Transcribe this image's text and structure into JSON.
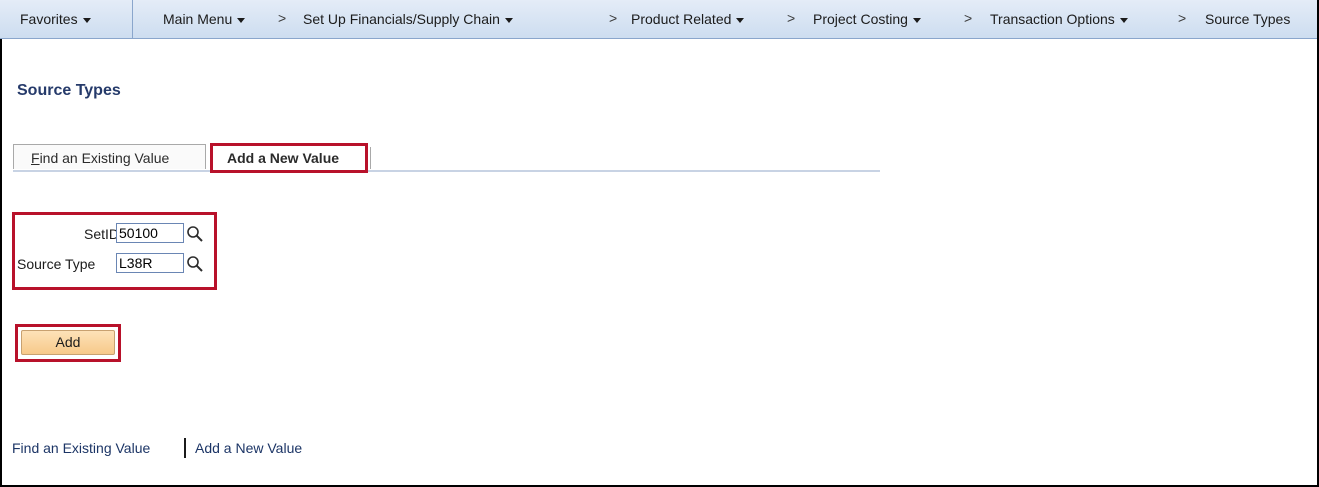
{
  "navbar": {
    "favorites": "Favorites",
    "main_menu": "Main Menu",
    "breadcrumbs": [
      "Set Up Financials/Supply Chain",
      "Product Related",
      "Project Costing",
      "Transaction Options",
      "Source Types"
    ],
    "separator": ">"
  },
  "page": {
    "title": "Source Types"
  },
  "tabs": {
    "find_prefix": "F",
    "find_rest": "ind an Existing Value",
    "add": "Add a New Value"
  },
  "form": {
    "setid_label": "SetID",
    "setid_value": "50100",
    "source_type_label": "Source Type",
    "source_type_value": "L38R",
    "add_button": "Add"
  },
  "footer_links": {
    "find": "Find an Existing Value",
    "add": "Add a New Value"
  },
  "colors": {
    "highlight_border": "#b8112a",
    "title": "#253a6a",
    "navbar_bg": "#d6e3f3"
  }
}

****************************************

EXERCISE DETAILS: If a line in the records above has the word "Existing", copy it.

TASK OUTPUT:
    "find_rest": "ind an Existing Value",
    "find": "Find an Existing Value",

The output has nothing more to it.